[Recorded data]

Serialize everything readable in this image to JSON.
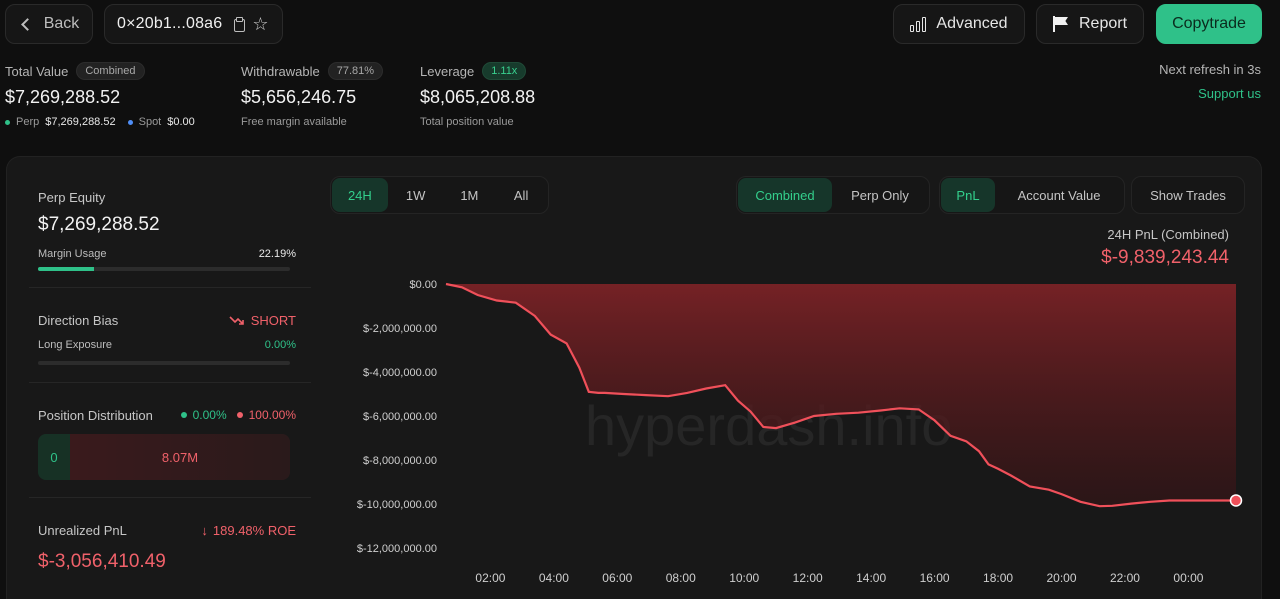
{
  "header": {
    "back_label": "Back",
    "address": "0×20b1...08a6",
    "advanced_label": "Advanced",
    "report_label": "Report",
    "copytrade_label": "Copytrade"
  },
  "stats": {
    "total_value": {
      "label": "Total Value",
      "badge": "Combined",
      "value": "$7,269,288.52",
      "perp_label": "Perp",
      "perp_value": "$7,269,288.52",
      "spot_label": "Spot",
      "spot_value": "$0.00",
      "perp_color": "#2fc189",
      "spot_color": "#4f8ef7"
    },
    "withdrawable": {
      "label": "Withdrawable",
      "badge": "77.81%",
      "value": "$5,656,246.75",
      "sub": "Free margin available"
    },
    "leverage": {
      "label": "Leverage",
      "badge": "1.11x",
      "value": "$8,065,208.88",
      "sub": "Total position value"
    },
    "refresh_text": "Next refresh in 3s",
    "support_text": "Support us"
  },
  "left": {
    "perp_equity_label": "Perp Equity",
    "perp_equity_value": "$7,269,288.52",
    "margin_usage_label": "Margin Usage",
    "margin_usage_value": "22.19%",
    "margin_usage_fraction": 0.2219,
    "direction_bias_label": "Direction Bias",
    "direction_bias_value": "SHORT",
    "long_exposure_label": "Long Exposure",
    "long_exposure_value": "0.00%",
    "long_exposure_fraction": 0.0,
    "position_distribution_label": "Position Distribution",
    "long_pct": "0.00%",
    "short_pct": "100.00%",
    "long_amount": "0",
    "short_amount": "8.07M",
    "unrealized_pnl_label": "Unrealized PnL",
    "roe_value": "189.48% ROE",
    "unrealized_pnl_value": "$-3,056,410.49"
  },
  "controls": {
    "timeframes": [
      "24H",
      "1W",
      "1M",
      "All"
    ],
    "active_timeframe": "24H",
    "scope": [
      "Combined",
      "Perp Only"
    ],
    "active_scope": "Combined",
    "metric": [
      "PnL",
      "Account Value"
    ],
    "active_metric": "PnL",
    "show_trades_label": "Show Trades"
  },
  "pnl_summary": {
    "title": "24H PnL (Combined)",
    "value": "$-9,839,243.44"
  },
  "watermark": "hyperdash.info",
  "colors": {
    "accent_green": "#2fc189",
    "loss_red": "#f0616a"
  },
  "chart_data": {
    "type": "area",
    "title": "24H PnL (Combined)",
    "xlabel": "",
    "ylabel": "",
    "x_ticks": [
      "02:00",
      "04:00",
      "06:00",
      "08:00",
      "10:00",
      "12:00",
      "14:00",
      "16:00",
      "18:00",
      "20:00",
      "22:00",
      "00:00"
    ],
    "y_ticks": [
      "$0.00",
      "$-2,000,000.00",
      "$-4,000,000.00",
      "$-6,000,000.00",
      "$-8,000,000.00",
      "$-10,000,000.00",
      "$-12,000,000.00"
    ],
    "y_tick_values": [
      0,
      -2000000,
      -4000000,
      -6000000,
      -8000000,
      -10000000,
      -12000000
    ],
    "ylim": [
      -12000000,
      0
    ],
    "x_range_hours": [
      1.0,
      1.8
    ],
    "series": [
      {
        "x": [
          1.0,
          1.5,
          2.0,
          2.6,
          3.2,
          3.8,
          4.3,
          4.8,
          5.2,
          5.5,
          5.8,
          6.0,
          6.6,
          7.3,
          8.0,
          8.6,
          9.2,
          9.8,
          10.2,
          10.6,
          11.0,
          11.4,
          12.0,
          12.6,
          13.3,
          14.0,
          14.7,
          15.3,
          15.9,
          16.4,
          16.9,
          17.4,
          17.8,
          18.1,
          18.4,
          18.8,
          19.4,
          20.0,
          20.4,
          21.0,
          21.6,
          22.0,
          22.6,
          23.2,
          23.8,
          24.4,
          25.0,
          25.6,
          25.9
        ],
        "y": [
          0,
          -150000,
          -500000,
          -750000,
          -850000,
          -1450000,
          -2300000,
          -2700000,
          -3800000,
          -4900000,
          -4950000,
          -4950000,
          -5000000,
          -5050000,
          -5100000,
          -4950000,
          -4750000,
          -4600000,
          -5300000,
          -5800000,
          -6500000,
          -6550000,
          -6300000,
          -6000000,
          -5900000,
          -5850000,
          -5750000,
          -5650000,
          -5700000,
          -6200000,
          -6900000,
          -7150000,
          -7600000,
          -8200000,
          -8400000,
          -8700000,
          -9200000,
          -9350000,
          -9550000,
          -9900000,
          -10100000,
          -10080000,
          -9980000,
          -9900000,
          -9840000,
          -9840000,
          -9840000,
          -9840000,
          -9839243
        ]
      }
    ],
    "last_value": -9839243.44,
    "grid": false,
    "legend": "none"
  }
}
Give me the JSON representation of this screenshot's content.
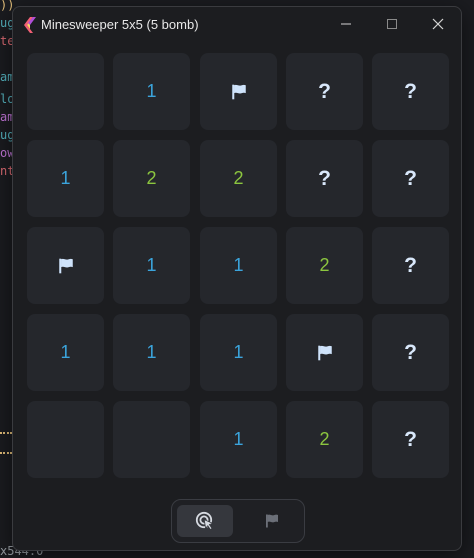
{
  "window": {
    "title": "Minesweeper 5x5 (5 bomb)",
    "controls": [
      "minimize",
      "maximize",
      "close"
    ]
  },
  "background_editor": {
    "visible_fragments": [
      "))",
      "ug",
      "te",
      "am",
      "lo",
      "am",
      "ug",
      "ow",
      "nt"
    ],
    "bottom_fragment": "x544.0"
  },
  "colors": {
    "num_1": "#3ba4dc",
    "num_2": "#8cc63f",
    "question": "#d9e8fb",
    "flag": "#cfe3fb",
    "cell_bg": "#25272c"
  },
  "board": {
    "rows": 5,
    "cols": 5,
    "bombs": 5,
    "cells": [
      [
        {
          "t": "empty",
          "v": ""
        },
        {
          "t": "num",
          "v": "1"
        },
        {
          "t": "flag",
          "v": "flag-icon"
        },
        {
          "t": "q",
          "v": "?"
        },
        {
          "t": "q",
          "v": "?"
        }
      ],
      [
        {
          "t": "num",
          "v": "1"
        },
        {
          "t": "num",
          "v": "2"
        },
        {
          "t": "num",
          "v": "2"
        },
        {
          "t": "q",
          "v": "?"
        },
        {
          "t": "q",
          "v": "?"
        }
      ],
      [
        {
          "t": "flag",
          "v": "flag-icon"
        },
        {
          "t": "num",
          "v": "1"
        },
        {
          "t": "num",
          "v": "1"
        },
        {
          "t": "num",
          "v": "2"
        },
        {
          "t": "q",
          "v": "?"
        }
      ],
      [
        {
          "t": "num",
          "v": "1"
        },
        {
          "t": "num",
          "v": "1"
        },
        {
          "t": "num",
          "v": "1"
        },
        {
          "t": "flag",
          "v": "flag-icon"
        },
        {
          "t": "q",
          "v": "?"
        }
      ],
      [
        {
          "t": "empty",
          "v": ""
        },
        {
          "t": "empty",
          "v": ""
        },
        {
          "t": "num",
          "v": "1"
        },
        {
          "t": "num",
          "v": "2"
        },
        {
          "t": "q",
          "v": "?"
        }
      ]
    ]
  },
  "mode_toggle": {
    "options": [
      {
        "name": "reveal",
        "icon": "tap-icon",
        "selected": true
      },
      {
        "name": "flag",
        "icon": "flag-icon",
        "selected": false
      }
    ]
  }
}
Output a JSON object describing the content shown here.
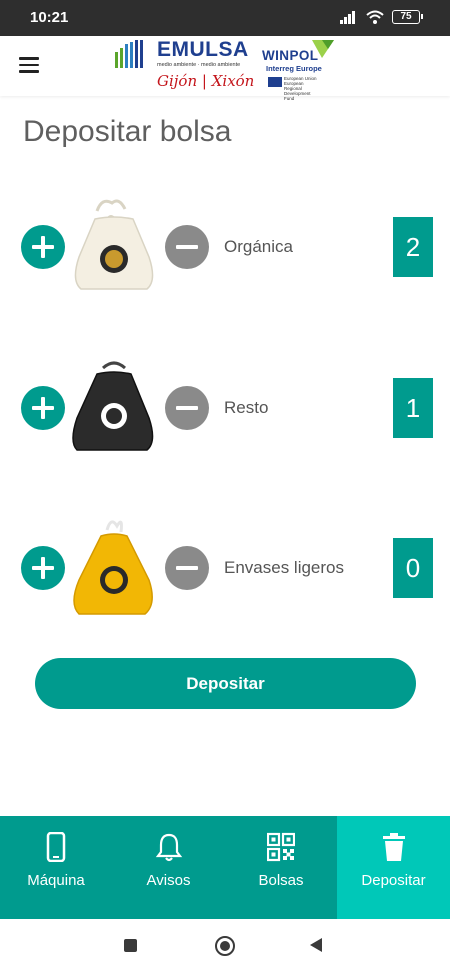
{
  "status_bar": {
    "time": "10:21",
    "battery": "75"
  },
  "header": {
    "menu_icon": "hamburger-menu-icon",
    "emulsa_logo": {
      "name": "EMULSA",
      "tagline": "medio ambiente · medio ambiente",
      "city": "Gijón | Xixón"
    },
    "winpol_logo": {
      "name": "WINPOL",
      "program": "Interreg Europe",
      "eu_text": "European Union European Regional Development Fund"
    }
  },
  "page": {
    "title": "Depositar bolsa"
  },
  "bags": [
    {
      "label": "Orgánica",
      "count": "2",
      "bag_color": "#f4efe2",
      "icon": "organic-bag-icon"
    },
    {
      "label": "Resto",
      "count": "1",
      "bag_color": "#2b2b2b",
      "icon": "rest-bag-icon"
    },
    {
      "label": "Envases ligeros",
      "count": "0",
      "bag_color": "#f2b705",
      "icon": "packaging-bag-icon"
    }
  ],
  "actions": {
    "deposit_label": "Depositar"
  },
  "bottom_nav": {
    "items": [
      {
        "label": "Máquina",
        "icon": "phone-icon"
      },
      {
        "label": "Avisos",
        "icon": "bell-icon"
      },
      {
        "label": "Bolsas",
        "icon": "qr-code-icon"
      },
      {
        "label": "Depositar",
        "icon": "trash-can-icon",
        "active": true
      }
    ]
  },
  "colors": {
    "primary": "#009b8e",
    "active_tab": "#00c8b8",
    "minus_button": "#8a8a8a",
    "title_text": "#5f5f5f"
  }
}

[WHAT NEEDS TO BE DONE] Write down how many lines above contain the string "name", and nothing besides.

[REPLY] 4